Shielded windows, locked restaurants, and all office towers are empty … Ten months after the spread of the Corona epidemic, which turned famous business centers in New York into ghost towns, companies are wondering how to return their employees to their offices.
“If they don’t come back, we’re going to drown,” said Kenneth McClell, vice president of Hospitality Holdings, whose Midtown restaurant is usually packed with businessmen who come to discuss financial deals at lunch or a cup at work.
Threat to economic neighborhoods
His group closed six restaurants and bars in Manhattan, including two permanently, indicating the threat hanging over these neighborhoods, which were a symbol of American economic vitality and a model for New York, as well as yellow taxis or Broadway theaters.”The customers we’d seen three, four or five times a week have simply disappeared” since last March, when New York faced the first wave of the pandemic, McCleur added. More than 26,000 people have died from the virus in the US economic capital so far.
According to Castle Systems, the company specializing in office security, only 14 percent of the more than one million New Yorkers employed were working from their offices in mid-January, threatening the fate of many snack suppliers and convenience stores in Midtown or Wall Street. .
But with the arrival of vaccines against Corona, companies are looking for ways to encourage their employees to return.
About 80% of employees polled thought in a study published this month by the company, “PwC” that working remotely is a good thing.
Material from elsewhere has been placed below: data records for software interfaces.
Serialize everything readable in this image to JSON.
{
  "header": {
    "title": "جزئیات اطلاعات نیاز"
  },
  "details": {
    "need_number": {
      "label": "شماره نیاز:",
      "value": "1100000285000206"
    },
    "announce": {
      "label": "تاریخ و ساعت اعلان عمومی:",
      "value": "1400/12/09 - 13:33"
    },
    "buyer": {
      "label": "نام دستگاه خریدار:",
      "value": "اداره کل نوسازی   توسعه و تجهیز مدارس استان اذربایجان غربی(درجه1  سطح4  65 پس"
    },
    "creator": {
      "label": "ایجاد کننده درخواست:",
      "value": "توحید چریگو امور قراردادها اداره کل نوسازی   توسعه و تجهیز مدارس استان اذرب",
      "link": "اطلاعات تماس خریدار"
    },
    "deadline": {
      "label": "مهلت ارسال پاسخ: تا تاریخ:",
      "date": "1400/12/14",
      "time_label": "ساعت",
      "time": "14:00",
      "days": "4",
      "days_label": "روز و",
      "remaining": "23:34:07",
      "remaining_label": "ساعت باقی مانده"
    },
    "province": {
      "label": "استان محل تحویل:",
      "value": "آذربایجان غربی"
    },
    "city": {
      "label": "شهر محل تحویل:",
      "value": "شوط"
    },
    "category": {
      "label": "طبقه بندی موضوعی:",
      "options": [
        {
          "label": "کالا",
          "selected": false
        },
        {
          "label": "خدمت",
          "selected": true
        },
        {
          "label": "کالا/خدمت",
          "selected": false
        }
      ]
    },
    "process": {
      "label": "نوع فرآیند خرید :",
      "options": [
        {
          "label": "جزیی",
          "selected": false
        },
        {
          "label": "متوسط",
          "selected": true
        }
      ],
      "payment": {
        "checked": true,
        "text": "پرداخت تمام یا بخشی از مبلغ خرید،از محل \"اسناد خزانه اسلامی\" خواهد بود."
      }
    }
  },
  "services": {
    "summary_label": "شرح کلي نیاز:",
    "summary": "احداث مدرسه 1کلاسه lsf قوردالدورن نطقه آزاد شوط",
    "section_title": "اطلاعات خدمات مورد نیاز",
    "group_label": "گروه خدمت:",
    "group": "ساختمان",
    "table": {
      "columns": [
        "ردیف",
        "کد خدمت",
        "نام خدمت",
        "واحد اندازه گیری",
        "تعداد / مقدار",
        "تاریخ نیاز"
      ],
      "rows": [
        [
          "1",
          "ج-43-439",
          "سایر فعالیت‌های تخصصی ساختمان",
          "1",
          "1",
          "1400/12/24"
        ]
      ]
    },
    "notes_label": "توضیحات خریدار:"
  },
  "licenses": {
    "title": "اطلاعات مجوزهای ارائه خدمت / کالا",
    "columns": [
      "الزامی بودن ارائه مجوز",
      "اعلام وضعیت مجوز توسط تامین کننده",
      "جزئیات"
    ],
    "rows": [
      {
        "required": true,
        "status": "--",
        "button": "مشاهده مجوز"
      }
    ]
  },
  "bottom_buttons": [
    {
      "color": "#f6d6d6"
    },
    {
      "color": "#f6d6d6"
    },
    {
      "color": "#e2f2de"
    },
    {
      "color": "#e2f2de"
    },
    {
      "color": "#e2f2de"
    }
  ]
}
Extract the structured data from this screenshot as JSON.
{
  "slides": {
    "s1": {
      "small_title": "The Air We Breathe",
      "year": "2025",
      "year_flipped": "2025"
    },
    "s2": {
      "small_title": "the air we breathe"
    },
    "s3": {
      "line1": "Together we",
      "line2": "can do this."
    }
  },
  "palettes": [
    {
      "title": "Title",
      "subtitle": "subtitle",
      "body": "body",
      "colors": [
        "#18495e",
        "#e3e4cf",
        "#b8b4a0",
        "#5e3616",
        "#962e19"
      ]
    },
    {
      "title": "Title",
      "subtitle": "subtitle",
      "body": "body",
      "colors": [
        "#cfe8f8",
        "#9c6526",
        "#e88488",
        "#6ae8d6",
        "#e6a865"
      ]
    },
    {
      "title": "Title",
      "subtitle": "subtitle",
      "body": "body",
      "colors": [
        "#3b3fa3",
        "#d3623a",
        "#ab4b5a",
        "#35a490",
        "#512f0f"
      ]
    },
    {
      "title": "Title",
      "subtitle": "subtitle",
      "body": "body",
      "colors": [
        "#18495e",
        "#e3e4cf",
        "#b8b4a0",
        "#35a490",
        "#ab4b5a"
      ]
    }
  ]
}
But 87% considered their office important to work as a team and create relationships – aspects of work in which video communication is less effective.
Change the perception of workplaces
“A large majority say they prefer a hybrid system, with two or three days of work from home and two or three from the office,” says Denise Caglar, who contributed to the PwC study.
Specialists in this sector consider that companies will have to change the concept of workplaces, and not be anymore just a place to sit in front of a computer screen or make phone calls, as was the case in the past, but rather encourage friendships between colleagues and creativity.This means improving the décor and creating larger meeting rooms, balconies, places outside for chatting, and offices that can be shared according to working hours.
“The workplace should be like a theater, with different decor for different scenes,” says David Smith, author of a study on the future of workplaces for “Cushman & Wakefield”, one of the giant companies in commercial real estate.
And offices in the future may include gymnasiums, cafes, places to wash clothes or other services that make coming to the office “worthwhile”, thus accelerating the trend that began before the epidemic.